It was a small-business meeting in Parnell on Wednesday night, hosted by the Parnell Business Association, and what they all wanted to know was: when will it end?
Not the election campaign, although maybe that too. They meant the Covid crisis.
“Give us a date. We need a date,” pleaded a man whose travel agency has been all but destroyed.
It was the last night of level 2, no masks except the guy on the door, but table service drinks and a separate platter of finger food for every participant.
“You cannot share your crackers,” they told us.
Chloe Swarbrick, there for the Greens, said she was sorry but asking for a definite date was crazy and impossible to answer. We have to make plans knowing we can’t know.
David Seymour for Act said he usually took great pleasure in disagreeing with the Greens, “But on this one occasion Chloe is right. You want a date and no one can give you that.”
But the next questioner, and the next, wanted a date.
The meeting was run by Hamish Firth, who owns a planning consultancy. He’s a big, shirt-and-jeans rugby type who poked fun at all the candidates. Made a change from the po-faced seriousness moderators usually adopt. And he had a keen sense of what matters.
“The ASB Classic tennis tournaments have been cancelled,” he reminded them. His concern wasn’t just for the tournaments themselves, but for the $3 million they raise each year. “That money all gets spent on kids’ tennis. Growing the grassroots. What are you going to do about that?”
The question wasn’t just about tennis, just as the lockdowns aren’t a problem just for business.
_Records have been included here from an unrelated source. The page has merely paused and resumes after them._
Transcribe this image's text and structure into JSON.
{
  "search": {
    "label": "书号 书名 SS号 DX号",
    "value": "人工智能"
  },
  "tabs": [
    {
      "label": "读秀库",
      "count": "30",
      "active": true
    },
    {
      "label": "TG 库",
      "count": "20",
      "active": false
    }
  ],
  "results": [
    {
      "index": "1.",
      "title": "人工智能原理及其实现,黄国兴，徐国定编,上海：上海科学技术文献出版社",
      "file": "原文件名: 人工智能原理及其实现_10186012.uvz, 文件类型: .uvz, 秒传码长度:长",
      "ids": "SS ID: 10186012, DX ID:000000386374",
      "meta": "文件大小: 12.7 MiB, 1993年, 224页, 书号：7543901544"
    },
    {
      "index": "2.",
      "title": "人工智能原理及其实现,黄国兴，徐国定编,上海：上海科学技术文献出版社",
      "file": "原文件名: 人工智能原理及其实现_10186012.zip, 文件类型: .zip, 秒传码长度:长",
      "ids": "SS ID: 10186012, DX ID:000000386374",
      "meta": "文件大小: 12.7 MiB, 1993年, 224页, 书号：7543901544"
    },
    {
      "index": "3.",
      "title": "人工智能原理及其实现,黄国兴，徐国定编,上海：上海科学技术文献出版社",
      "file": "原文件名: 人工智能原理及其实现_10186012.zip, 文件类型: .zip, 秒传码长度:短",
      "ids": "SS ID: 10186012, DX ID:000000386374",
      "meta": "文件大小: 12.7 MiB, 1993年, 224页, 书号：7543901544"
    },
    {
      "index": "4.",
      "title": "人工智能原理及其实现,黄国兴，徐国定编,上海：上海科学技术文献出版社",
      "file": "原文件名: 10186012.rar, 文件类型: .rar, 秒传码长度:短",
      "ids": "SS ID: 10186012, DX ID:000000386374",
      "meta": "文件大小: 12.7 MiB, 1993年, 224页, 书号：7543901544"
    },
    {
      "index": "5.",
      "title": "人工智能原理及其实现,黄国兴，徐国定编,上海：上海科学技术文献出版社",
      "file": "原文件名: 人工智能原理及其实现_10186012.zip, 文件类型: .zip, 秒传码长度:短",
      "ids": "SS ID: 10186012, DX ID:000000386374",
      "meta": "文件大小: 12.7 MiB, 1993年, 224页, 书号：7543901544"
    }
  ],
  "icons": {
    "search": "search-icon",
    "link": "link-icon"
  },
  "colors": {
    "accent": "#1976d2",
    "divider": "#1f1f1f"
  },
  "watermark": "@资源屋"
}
The damage has been felt in the arts, in events, in all sports, in all the things that bind us together. None of the candidates really had an answer.
You can argue the Government’s greatest achievement in this pandemic is not the low rates of death and infection, nor its success in stamping out the virus, twice. Rather, it’s the social consensus asked for by the PM, and given by us, over the Covid strategy.
A whole new social contract. Because of that contract, all the rest has been possible. If you think it’s easy, look at how few others managed to do it.
The Government is quite right not to put this at risk. That’s why it’s been so cautious over the second lockdown and so hesitant to talk about a new approach to bringing in essential workers, students, visitors from Pacific islands and others. They probably know a third lockdown would break that contract. We wouldn’t stand for it.
But there are other risks.
Come summer, what happens if we discover the Government is giving special treatment to wealthy America’s Cup visitors – without having developed a wider approach to entry? That’s not going to wash.
A new approach to border control is one of many things the Government is finding too hard to talk about right now. Will that change after the election?
Also on the too-hard-right-now list: the bleak future of tourism, which infrastructure projects will go ahead, the unemployment that will follow the end of the wage subsidy. Rebuilding without increasing inequality. Tax reform.
In Parnell, Labour’s Camilla Belich said we had “a chance to look at things afresh”. But National’s Paul Goldsmith berated Labour for wanting “slow trams on Dominion Rd” and the Greens for believing “tax is love”. Swarbrick gave the room a little lecture on GDP, which was invented to measure financial activity but not the wealth of nations.
The crowd was strongly opposed to raising the minimum wage. “I’ve got 20 per cent of my business left,” said one woman. “How am I supposed to pay my staff more?”
That went to the heart of something. National and Act say: if you increase business costs you make it harder to do business. Individual companies are hurt.
Labour and the Greens say: if you raise wages, especially at the bottom end, you create more customers for businesses. The economy activity helps them and everyone else.
They’re both right.
But when Seymour told the meeting Act wants to freeze the minimum wage for three years because “we need some certainty”, he wasn’t talking about “we” New Zealand or “we” the economy or even “we” the business sector. That “we” referred to each individual business.
And by definition, it excluded low-income workers. Why is it okay to exclude low-income workers from the recovery plans? Because they’ll benefit later? You believe it or you don’t.
And is tax love? The theory is that tax is the financial expression of our commitment to living in a functional society that benefits all its citizens. Tax is love because it creates community. Paying tax is a moral responsibility.
You’ll find echoes of that philosophy in both Labour and the Greens’ policies.
“Tax is love” is a response to “tax is theft”, which holds that it’s our money and the Government has no right to it. Therefore, it’s morally defensible to want to be taxed as little as possible.
You’ll find echoes in National and Act’s statements: Goldsmith, National’s finance spokesperson, often talks about the Government “taking more of your money”.
In Parnell, the candidates were tired but the humour was good. When Hamish Firth referred to Seymour’s “End of Choice Act”, Seymour was quick to laugh.
“No one’s ever accused me of standing for the end of choice before,” he said. “It’s the End of Life Choice Act.”
Voting’s open and there’s a week to go before the End of Election Choice is upon us.
NZ Herald 9 October 2020